Presentation given at Behave Energy Conference, Oxford, 3-4 September 2014.
Abstract: One of the starting points for assessing the potential for load shifting and demand management in the electricity sector is to understand when energy is used in the home, at work and on the move. The extent to which peak energy demand varies across the week depends on combinations of practices constituting both morning and evening peaks. Moments when several people are carrying out the same activity at the same time may concern peaks in energy demand. Moving beyond the description of practices, very frequent sequences of activities may reveal bundles of practice which may not be changed with exogenous (e.g. price) load shifting interventions. This calls for analytical approaches having the timing of human activities as the central unit of analysis where variations in practices relate to energy demand.
Drawing on a review of existing data on the temporal and spatial performance of social practices as captured through, for example, time-use surveys and national travel surveys we discuss the extremely patchy and partial nature of the data and thus evidence to hand. Whilst we have society-wide time-use data back to the 1960s, the most recent comprehensive study in the UK was in 2000/1 with a simpler study conducted in 2005. Nevertheless, as this paper will show, we are able to use this data to uncover some of the variation in locations, timings, performances and ‘societal synchronisation’ of a range of social practices of crucial importance to energy policy. We therefore focus on the social practices that require a heated home, that involve hot water and that involve lighting and (especially media) appliance use in order to examine what activities constitute energy peak demand, distinguishing between morning and evening peaks and different days of the week.
In so doing the paper reveals the nature of the practices that constitute ‘peaks’ and so provides the basis for a discussion of which kinds of practices are most likely to be ‘shiftable’. At the same time the paper will also consider other implications of ‘peak’ – for example synchronised occupancy is to be welcomed in the provision of neighbourhood heating supplies.
Finally the paper will use the analysis to re-focus discussion on the nature of synchronisation as a property emerging from the interactions of societal and institutional structures (such as working & school hours) with individual and family habituation. As the social practices approach constantly reminds us, there is very little ‘active choice’ in societal synchronisation.
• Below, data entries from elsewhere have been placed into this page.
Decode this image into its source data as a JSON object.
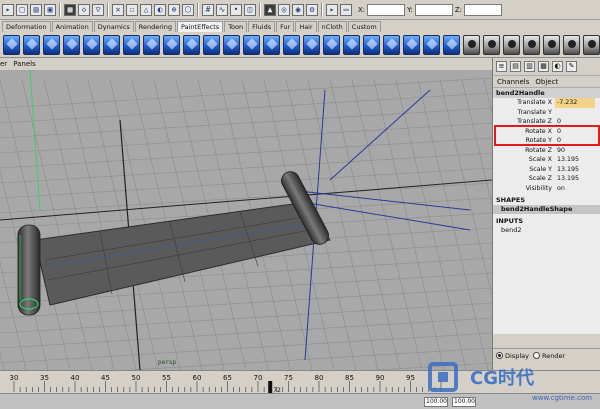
{
  "shelf_tabs": [
    "Deformation",
    "Animation",
    "Dynamics",
    "Rendering",
    "PaintEffects",
    "Toon",
    "Fluids",
    "Fur",
    "Hair",
    "nCloth",
    "Custom"
  ],
  "shelf_active_tab": "PaintEffects",
  "xyz": {
    "x": "X:",
    "y": "Y:",
    "z": "Z:"
  },
  "panel_menu": [
    "er",
    "Panels"
  ],
  "camera_label": "persp",
  "channel_box": {
    "menu": [
      "Channels",
      "Object"
    ],
    "node": "bend2Handle",
    "attributes": [
      {
        "name": "Translate X",
        "value": "-7.232",
        "highlighted": true
      },
      {
        "name": "Translate Y",
        "value": "",
        "highlighted": false
      },
      {
        "name": "Translate Z",
        "value": "0",
        "highlighted": false
      },
      {
        "name": "Rotate X",
        "value": "0",
        "highlighted": false
      },
      {
        "name": "Rotate Y",
        "value": "0",
        "highlighted": false
      },
      {
        "name": "Rotate Z",
        "value": "90",
        "highlighted": false
      },
      {
        "name": "Scale X",
        "value": "13.195",
        "highlighted": false
      },
      {
        "name": "Scale Y",
        "value": "13.195",
        "highlighted": false
      },
      {
        "name": "Scale Z",
        "value": "13.195",
        "highlighted": false
      },
      {
        "name": "Visibility",
        "value": "on",
        "highlighted": false
      }
    ],
    "shapes_label": "SHAPES",
    "shape_item": "bend2HandleShape",
    "inputs_label": "INPUTS",
    "input_item": "bend2",
    "layer_tabs": {
      "display": "Display",
      "render": "Render"
    }
  },
  "timeline": {
    "ticks": [
      "30",
      "35",
      "40",
      "45",
      "50",
      "55",
      "60",
      "65",
      "70",
      "75",
      "80",
      "85",
      "90",
      "95"
    ],
    "current_frame": "72"
  },
  "range": {
    "start": "100.00",
    "end": "100.00"
  },
  "watermark": {
    "brand": "CG时代",
    "url": "www.cgtime.com"
  },
  "colors": {
    "highlight": "#e01b1b",
    "value_highlight": "#f5d28a",
    "handle_green": "#31d36a"
  }
}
As a result of their situation within household and institutional contexts, the ability of individuals to shift the timing and location of their performances of social practices (whether towards or away from ‘peak’) is both unclear and also quite likely to be over-estimated by an atomic individual utility based analysis.